Still, the quiet voice persists, reminding me: “For He Himself knows our frame; He is mindful that we are but dust.” (Psalm 103:14)

The truth is, God never tells us to hurry – or to be superheroes. Instead, He promises that “Like a shepherd He will tend His flock…He will gently lead the nursing ewes” (Isaiah 40:11).

We can always find something that needs to be done. And if we allow ourselves to believe that things won’t be “right” until we get through our to-do list…we will never stop. Yet, when I remember that God knows my weakness – not just intellectually, but experientially, as the One who came in the flesh to live with us, as one of us – I realize that many of my demands and deadlines are self-imposed.

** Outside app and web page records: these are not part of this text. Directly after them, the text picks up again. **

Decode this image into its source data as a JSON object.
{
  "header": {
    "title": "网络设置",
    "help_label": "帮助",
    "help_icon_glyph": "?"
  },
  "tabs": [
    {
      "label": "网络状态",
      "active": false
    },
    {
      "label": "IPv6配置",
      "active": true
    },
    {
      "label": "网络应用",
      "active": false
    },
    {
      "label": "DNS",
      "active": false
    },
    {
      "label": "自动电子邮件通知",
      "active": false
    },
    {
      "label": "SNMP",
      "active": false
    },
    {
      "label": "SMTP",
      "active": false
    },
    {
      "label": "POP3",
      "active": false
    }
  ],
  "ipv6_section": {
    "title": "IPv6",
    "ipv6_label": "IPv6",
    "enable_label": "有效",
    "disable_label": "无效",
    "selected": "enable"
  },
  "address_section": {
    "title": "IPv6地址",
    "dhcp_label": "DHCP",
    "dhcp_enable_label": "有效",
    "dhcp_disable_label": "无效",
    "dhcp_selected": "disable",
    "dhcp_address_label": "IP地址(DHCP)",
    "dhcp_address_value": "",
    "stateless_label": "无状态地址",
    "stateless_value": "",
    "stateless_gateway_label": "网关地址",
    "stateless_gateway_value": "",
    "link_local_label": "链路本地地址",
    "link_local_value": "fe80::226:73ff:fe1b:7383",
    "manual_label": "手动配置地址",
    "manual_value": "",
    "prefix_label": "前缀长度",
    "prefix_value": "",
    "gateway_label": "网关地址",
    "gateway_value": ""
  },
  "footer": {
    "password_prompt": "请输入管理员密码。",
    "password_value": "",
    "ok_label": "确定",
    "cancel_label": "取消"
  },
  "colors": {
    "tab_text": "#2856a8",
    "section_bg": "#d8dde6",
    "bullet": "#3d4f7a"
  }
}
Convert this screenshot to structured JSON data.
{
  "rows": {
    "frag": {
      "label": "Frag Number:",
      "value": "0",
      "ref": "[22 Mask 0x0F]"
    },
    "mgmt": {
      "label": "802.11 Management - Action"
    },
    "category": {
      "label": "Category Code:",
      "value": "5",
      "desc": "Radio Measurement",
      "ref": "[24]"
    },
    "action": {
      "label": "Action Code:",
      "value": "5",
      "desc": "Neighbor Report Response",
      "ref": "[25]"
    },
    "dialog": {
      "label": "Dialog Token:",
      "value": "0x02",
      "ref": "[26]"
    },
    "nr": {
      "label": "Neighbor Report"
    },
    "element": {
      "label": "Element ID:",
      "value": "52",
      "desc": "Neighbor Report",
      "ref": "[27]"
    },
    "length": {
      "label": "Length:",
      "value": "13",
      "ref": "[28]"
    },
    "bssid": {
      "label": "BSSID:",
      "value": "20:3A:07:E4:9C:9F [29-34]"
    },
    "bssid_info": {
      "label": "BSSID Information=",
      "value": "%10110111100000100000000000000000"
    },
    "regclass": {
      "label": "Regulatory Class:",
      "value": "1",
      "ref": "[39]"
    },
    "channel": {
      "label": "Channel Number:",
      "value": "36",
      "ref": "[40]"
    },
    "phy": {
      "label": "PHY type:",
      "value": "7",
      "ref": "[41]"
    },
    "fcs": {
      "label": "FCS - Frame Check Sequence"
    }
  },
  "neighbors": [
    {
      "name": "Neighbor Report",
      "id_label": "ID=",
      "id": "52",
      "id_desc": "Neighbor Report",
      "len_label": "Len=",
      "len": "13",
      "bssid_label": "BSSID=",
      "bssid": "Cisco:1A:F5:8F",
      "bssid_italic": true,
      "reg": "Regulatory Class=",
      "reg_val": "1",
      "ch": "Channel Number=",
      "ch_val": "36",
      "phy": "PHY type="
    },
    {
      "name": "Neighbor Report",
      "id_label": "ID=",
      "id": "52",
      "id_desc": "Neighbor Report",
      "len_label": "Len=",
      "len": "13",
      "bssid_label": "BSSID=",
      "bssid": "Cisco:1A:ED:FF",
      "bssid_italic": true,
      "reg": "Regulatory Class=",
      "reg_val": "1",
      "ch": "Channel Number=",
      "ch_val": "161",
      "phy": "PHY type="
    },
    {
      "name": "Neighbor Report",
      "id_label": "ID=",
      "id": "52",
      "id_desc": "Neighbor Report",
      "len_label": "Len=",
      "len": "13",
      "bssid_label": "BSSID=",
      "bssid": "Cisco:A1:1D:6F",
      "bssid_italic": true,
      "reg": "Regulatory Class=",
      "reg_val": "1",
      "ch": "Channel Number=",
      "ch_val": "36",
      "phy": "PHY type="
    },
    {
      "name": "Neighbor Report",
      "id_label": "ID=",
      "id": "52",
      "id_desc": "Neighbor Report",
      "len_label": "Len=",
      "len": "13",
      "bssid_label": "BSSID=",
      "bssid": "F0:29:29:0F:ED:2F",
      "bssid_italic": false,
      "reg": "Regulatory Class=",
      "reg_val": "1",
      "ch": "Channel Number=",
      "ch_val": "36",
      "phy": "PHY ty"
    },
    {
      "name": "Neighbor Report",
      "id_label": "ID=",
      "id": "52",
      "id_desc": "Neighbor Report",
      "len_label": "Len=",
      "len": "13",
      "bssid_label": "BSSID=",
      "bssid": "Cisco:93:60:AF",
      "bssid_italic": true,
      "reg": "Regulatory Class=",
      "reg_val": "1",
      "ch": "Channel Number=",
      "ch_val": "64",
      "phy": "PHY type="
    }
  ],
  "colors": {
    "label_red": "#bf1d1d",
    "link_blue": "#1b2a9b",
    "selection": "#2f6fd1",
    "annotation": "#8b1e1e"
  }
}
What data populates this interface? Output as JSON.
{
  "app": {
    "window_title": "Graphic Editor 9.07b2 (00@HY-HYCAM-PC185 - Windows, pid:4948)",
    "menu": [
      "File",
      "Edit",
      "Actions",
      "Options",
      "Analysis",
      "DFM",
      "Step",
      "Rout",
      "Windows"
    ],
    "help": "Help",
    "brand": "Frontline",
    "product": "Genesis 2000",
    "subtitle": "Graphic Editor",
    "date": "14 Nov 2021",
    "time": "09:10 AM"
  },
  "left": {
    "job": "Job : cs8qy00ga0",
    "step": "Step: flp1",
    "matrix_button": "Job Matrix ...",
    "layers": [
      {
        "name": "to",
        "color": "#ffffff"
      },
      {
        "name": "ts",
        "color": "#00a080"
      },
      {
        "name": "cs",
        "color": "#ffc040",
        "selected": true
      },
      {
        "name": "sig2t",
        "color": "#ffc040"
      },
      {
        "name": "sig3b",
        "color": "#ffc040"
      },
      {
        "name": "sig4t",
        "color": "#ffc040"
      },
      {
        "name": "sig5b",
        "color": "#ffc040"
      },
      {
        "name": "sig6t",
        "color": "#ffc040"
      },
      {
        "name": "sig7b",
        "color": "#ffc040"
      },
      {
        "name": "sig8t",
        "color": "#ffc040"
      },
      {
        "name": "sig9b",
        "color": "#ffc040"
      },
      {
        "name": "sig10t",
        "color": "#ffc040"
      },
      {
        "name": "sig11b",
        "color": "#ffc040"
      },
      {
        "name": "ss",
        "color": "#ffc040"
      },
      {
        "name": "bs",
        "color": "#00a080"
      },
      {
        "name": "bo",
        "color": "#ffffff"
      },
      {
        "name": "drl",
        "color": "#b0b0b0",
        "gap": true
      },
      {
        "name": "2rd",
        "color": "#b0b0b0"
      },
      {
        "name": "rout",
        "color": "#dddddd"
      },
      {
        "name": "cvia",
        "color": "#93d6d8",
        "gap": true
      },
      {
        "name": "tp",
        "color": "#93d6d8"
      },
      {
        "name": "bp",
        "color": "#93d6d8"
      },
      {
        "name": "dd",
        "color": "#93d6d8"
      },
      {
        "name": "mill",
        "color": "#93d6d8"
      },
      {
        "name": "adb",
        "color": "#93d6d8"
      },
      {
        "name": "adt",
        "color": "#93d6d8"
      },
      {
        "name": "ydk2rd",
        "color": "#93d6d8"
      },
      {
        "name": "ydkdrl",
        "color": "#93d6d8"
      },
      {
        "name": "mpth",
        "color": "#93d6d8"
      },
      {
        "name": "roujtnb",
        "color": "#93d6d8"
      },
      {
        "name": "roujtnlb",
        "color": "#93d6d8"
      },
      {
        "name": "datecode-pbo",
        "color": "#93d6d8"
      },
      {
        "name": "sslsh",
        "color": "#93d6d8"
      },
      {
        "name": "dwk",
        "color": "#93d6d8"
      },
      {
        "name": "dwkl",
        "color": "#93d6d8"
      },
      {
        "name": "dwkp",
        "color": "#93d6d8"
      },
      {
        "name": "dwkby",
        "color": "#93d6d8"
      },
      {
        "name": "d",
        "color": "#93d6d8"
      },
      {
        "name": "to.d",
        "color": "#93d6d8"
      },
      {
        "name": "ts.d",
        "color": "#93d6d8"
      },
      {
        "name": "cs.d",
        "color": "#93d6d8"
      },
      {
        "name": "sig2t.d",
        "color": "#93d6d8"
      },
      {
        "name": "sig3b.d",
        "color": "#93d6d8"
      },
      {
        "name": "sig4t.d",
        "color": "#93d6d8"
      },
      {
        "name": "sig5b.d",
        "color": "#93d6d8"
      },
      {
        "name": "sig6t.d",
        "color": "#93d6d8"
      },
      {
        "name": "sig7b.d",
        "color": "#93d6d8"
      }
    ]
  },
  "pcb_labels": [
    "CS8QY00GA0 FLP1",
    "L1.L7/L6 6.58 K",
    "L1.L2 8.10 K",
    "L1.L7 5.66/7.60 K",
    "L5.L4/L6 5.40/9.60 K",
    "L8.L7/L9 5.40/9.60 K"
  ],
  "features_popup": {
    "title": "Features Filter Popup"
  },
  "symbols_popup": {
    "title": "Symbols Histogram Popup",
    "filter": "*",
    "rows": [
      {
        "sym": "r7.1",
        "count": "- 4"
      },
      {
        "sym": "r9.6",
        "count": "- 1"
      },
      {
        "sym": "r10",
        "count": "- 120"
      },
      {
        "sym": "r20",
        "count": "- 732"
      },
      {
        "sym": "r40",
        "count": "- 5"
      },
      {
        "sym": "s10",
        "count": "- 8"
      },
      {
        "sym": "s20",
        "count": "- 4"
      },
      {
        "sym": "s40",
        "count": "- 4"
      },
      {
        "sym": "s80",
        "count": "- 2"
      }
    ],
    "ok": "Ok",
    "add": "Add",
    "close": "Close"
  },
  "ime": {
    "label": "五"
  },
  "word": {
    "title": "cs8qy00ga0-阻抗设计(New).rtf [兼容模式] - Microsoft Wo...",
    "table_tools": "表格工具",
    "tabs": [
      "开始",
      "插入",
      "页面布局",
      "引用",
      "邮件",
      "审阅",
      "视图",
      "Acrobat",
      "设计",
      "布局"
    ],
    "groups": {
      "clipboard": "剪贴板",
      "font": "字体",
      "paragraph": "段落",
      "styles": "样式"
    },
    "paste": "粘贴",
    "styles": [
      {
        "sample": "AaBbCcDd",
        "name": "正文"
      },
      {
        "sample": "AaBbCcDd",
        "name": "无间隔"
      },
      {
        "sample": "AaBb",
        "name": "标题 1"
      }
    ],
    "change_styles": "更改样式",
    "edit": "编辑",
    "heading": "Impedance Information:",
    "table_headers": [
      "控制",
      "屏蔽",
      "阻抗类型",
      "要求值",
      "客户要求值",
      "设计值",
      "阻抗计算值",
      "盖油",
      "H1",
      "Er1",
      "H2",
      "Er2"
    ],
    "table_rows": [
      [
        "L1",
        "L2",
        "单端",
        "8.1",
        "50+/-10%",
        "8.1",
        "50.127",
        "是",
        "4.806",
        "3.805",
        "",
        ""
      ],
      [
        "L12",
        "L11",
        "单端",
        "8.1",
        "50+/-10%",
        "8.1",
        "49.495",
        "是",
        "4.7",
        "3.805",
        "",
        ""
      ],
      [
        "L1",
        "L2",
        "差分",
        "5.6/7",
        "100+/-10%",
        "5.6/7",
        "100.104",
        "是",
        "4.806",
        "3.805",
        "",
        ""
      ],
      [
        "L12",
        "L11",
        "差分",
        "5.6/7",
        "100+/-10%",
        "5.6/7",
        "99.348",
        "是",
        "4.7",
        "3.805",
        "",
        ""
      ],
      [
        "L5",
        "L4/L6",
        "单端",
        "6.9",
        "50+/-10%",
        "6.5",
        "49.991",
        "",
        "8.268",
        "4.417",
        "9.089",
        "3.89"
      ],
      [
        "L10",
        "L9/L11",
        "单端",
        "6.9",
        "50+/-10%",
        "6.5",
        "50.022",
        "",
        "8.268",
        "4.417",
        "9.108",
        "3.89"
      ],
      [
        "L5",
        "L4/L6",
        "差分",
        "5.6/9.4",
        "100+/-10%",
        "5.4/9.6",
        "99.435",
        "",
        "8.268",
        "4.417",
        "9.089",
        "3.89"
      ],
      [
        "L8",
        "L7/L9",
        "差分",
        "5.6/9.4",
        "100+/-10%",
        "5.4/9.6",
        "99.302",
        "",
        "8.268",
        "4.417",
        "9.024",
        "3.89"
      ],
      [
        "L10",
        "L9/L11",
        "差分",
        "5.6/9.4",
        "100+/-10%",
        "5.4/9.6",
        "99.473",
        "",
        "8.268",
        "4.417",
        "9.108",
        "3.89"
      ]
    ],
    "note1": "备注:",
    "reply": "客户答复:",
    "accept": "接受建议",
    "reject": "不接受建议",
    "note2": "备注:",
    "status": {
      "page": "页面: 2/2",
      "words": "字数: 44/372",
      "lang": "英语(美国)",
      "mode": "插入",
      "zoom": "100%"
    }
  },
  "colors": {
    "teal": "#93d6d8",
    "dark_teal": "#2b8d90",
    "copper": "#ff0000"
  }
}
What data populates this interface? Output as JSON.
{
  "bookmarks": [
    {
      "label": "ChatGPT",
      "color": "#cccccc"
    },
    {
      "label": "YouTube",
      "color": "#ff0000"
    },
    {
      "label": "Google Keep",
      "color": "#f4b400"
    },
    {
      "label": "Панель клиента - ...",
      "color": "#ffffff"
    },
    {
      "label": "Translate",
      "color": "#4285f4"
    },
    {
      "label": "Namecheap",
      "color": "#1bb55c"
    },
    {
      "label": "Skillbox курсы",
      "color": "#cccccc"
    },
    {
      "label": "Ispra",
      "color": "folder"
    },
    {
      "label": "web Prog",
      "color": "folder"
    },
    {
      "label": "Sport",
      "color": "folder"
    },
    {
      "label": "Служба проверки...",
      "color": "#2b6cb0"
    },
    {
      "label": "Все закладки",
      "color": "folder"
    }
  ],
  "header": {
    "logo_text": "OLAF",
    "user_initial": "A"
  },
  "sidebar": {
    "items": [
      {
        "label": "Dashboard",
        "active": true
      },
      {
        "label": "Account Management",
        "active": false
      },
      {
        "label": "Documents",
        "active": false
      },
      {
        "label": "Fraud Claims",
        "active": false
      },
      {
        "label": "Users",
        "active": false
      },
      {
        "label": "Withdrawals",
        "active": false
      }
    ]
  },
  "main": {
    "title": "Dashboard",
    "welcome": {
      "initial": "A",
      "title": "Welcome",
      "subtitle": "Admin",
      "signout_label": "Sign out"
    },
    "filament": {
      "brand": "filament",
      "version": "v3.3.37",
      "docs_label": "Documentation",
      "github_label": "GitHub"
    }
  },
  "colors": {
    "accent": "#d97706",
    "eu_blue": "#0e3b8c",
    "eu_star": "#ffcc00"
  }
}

Scripture certainly endorses the value of work, and of giving back to God what He has given us in the form of time, talent, and possessions. When we veer into perfectionism and workaholism, though, we doom ourselves to frustration, exhaustion, and failure, setting ideals for ourselves that God never demands. His grace covers and redeems all my failures, real AND imagined; “His lovingkindnesses never fail. They are new every morning.” (Lamentations 3:22-23)

And so I heed the voice telling me to take one day at a time.

To remember that some things can wait.

To gratefully accept the gift of rest that God has given us.

And to rest, every day, in His matchless grace.

When Labels Become a Snare

Attaching labels to people is a dangerous business.

We all sense this, to some degree. We know that, while categorizing people can be helpful, it can blind us to the complexities that make each person unique. And so, especially with those close to us, we try to keep an open mind.

But when it comes to ourselves, we forget.

I am — as my friends know — an introvert. This means, primarily, that being alone is how I recharge. On the rare occasion when I have the house to myself, I revel in it. Instead of using the free time to meet, call, or even write to a friend, I simply soak up the blissful quiet and feel peace flooding my soul.

I have learned, however, that I can take this too far.

Depression and I are not strangers — because alas, this, too, seems to be part of my makeup. Although I expend significant energy fighting it off, there are times when I just can’t. And so, because I am an introvert, I seek aloneness. When I find that aloneness, it helps…to a point.

This point — the point at which solitude is no longer helpful — is the moment when my self-labeling becomes dangerous. Because I forget that I am not just an introvert. I forget that I do need people.

It’s tempting (especially for us introverts — ESPECIALLY if we are Christian introverts) to say that we don’t need people; to assert that all we should need is God; that people will fail us and that we should wait on the Lord. And yet, this super-spiritual rationalizing falls to pieces as soon as I crack open the New Testament.

As members of the Body of Christ, we are created to be in communion with one another, and this truth echoes throughout almost every page of the Gospels and the epistles. We reflect God’s image here on earth, and though we do so imperfectly, we are called to do so nonetheless…and this means, among other things, that we are to comfort those who are depressed.

When I withdraw from communion in my misguided introvert-style attempt to cheer myself up, I miss some of the beauty of being part of this Body. I say, effectively: “I have no need of you.” In doing this, I’m not depending on God at all; I am, in fact, rejecting the help He has provided in the form of beautiful sisters and brothers in Christ.

Fellow introverts: I am learning to do better. I have found that isolating myself eventually makes things much, much worse. Join me — especially when things look darkest — in stepping outside of your label, outside of yourself, and into the restorative fellowship God has put in place for His beloved children.